Match the string "adapté" against each line below, and copy every line that matches.

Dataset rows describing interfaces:
=====

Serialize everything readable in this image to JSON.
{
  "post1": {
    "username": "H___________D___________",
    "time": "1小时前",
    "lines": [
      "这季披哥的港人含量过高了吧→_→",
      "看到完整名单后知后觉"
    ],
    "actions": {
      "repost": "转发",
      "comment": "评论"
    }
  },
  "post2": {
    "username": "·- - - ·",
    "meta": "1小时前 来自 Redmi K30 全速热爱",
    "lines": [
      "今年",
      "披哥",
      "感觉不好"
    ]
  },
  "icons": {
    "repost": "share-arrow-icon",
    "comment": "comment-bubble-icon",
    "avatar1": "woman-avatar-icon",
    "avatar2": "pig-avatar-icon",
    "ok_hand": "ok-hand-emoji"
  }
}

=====

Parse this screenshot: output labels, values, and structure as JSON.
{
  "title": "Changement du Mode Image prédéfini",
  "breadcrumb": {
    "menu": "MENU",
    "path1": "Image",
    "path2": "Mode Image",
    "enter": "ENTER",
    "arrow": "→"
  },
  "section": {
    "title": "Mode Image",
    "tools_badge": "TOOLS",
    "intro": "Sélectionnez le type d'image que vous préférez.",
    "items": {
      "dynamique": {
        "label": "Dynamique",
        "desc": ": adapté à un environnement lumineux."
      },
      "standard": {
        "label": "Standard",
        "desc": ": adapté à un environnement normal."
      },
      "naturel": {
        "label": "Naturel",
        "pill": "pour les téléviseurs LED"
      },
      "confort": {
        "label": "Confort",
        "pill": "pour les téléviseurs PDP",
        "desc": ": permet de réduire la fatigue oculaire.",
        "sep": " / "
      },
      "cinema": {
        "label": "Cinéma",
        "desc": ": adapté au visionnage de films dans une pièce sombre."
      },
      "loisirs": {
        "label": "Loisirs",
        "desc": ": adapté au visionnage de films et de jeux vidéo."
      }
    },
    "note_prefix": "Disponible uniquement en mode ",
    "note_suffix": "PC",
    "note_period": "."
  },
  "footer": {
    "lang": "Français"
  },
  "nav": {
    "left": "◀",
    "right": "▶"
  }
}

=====

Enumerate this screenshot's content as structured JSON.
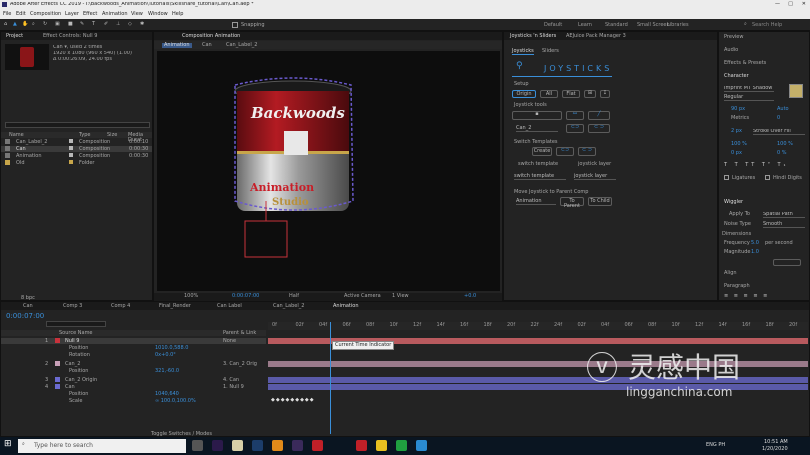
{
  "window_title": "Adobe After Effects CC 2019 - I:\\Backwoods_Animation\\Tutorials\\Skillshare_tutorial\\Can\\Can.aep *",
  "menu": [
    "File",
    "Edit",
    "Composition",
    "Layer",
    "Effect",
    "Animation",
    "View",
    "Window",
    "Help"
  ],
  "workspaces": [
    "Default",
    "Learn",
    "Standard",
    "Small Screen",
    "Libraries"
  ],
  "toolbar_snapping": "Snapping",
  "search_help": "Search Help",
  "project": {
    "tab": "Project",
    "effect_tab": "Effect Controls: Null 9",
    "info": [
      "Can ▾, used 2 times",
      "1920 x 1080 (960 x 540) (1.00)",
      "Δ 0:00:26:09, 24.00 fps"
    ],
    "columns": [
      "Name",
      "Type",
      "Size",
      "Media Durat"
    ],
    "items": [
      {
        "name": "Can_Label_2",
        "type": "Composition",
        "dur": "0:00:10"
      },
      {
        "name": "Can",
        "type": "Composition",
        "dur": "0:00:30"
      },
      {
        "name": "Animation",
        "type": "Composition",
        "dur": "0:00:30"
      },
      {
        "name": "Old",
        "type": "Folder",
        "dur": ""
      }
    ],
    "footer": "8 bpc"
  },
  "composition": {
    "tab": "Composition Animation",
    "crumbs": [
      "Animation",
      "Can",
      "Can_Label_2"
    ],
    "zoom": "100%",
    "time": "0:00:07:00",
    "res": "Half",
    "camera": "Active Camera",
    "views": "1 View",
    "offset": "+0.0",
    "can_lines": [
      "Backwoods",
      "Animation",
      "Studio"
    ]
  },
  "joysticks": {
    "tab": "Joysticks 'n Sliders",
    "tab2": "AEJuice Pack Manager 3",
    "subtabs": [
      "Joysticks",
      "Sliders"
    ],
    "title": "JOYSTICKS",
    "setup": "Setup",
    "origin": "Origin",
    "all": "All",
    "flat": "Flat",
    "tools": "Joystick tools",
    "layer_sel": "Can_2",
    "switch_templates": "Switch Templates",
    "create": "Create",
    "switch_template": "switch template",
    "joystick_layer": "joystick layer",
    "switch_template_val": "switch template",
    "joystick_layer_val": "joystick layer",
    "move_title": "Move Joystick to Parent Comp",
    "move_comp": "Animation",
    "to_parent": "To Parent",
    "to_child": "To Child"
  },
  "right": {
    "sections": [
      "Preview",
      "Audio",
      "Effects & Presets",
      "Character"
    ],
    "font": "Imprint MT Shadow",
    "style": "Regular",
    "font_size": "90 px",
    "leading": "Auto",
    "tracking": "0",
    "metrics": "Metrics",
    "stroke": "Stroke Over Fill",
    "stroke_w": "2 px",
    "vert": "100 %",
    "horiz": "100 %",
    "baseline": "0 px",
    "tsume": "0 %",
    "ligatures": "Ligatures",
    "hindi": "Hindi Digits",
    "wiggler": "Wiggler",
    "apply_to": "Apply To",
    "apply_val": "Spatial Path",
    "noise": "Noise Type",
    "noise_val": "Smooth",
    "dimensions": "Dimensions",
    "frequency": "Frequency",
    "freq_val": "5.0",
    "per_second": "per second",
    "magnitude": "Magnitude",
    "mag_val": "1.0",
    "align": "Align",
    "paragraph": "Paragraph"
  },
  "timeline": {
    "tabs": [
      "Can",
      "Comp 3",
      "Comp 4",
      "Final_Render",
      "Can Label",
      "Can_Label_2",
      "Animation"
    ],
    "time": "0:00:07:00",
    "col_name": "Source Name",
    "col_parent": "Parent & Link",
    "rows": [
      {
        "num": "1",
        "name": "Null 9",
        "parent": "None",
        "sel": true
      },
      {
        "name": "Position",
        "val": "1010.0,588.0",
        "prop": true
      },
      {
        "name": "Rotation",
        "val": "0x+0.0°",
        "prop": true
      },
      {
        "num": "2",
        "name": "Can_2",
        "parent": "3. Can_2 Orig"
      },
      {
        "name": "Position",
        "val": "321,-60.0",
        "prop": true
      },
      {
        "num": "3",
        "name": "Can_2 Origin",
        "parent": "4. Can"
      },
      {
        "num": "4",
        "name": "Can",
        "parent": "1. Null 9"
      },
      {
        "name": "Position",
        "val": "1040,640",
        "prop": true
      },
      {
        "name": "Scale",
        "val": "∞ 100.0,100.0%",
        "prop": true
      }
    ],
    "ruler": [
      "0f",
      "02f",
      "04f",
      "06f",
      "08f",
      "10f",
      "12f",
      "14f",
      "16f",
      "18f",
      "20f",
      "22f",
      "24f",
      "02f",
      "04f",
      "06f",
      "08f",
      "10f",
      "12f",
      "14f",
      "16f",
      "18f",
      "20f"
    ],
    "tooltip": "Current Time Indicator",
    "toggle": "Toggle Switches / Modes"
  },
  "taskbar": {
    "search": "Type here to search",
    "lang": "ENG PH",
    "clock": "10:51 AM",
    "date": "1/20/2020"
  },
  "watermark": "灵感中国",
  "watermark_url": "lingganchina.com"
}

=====

Expected answer:
        "desc": ": adapté à un environnement lumineux."
        "desc": ": adapté à un environnement normal."
        "desc": ": adapté au visionnage de films dans une pièce sombre."
        "desc": ": adapté au visionnage de films et de jeux vidéo."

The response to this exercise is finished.